─── Supplied information

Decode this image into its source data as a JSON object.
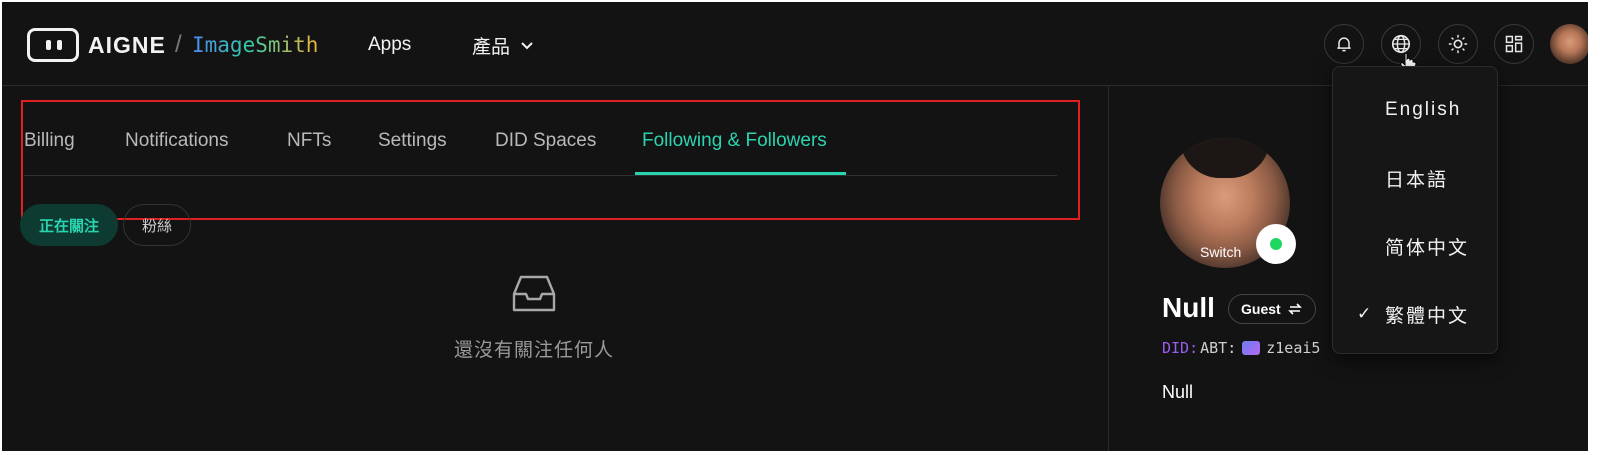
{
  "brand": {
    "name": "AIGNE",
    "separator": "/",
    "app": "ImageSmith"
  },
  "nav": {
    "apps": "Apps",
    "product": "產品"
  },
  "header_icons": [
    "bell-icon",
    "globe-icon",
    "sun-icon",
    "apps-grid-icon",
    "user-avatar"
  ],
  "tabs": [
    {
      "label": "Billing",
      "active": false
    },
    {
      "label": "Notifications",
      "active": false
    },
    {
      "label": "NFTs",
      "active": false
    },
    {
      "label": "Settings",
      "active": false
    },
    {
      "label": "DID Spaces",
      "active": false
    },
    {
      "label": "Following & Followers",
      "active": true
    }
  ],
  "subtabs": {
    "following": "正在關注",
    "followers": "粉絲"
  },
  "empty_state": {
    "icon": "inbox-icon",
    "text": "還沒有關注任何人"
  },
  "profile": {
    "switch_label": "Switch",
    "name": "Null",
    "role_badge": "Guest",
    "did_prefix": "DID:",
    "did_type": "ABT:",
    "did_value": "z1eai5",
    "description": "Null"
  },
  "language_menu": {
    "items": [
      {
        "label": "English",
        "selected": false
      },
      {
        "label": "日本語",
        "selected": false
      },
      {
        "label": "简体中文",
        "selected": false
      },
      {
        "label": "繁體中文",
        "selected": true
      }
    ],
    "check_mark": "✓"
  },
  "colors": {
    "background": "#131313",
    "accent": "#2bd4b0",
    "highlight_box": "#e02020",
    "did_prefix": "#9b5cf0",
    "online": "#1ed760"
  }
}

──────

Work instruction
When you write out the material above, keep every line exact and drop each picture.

Response
Decode this image into its source data as a JSON object.
{
  "brand": {
    "name": "AIGNE",
    "separator": "/",
    "app": "ImageSmith"
  },
  "nav": {
    "apps": "Apps",
    "product": "產品"
  },
  "header_icons": [
    "bell-icon",
    "globe-icon",
    "sun-icon",
    "apps-grid-icon",
    "user-avatar"
  ],
  "tabs": [
    {
      "label": "Billing",
      "active": false
    },
    {
      "label": "Notifications",
      "active": false
    },
    {
      "label": "NFTs",
      "active": false
    },
    {
      "label": "Settings",
      "active": false
    },
    {
      "label": "DID Spaces",
      "active": false
    },
    {
      "label": "Following & Followers",
      "active": true
    }
  ],
  "subtabs": {
    "following": "正在關注",
    "followers": "粉絲"
  },
  "empty_state": {
    "icon": "inbox-icon",
    "text": "還沒有關注任何人"
  },
  "profile": {
    "switch_label": "Switch",
    "name": "Null",
    "role_badge": "Guest",
    "did_prefix": "DID:",
    "did_type": "ABT:",
    "did_value": "z1eai5",
    "description": "Null"
  },
  "language_menu": {
    "items": [
      {
        "label": "English",
        "selected": false
      },
      {
        "label": "日本語",
        "selected": false
      },
      {
        "label": "简体中文",
        "selected": false
      },
      {
        "label": "繁體中文",
        "selected": true
      }
    ],
    "check_mark": "✓"
  },
  "colors": {
    "background": "#131313",
    "accent": "#2bd4b0",
    "highlight_box": "#e02020",
    "did_prefix": "#9b5cf0",
    "online": "#1ed760"
  }
}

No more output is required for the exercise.